"We (pilots) look outside all the time. If we see another light, we're attracted to looking at it straight away because it might be a plane. And it's not, it's a laser.

"But by the time you've seen it, it's too late. It's got your eye and you are possibly blinded for minutes, if not hours, afterwards.

"They are very strong, some of these lasers, and that's a big problem at the moment. The effects of that can last for a long time."

Spanish pilots 'dazzled'

Brian Strutton, general secretary of BALPA, said shining lasers into the eyes of a pilot at a critical stage of a flight "has the potential to cause a crash and loss of life".
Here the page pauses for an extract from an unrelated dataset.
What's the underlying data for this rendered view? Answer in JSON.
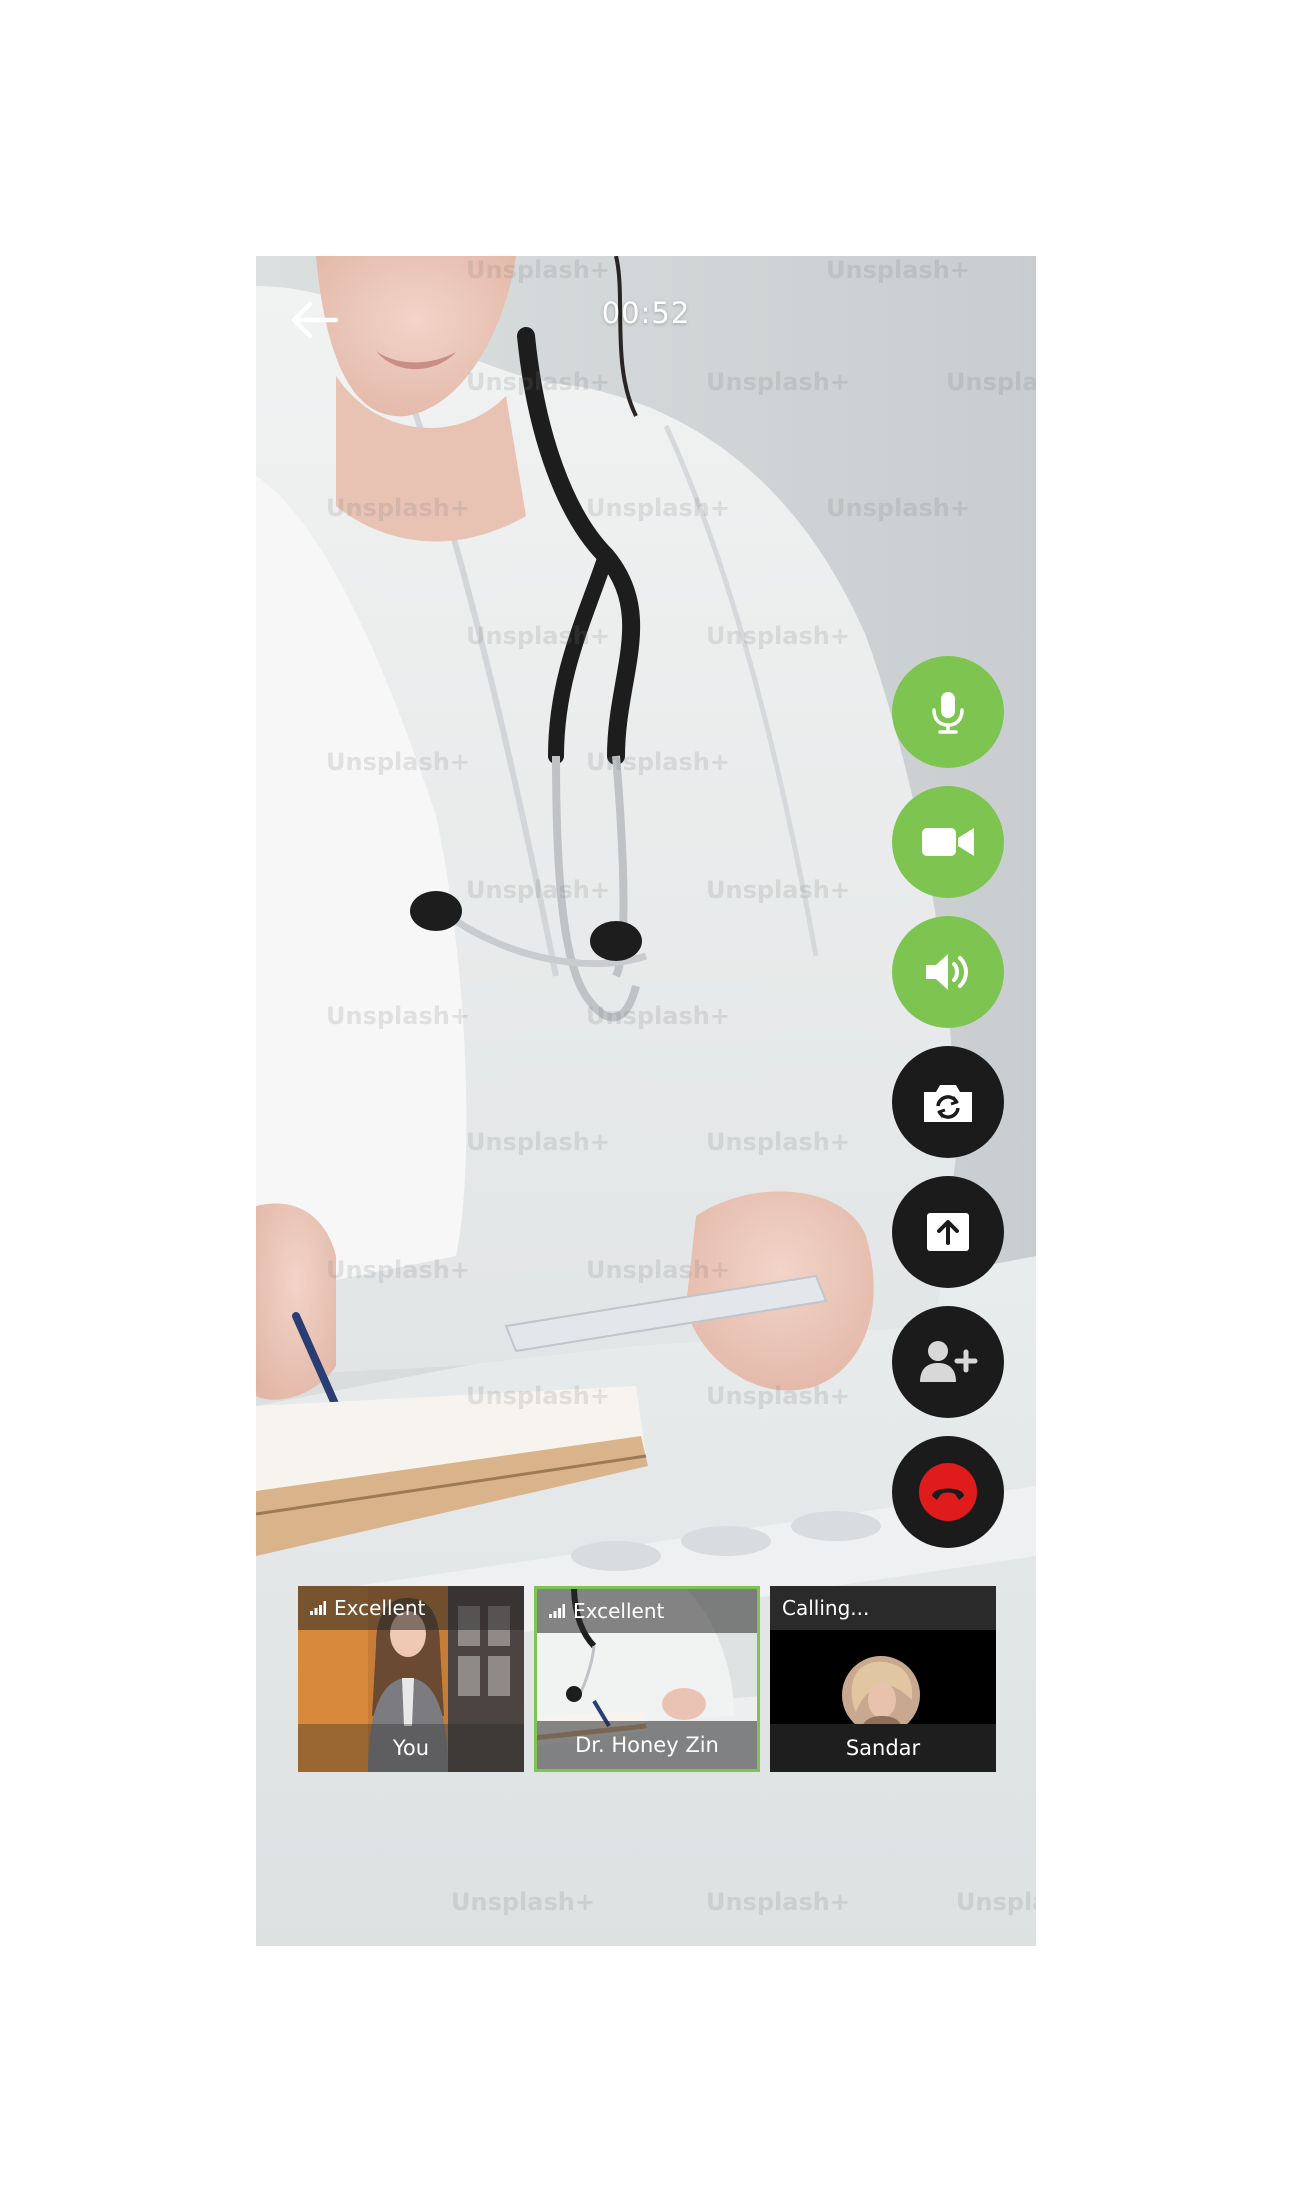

"There is also a growing concern that, as the power of available lasers increases, the possibility of permanent damage being caused to pilots' and passengers' eyes increases," he added.

Three pilots reported being dazzled during the incident in Spain.

If found guilty, the two British holidaymakers could face a fine ranging from €30,001 (£27,280; $35,425) to €600,000 for endangering flight safety.

Simon Kelly, of the Royal College of Ophthalmologists, said he has seen people with permanent eye damage as a result of laser pens.

He said: "In the most severe cases a centre part of the retina, known as the macular, can be burned and a hole can be there which may well be permanent.

"Obviously there can be minor issues where the eye recovers very well and the eyesight is not damaged, but in the most severe case it is possible to blind one's self with a laser pointer and I have seen this happen in a youngster."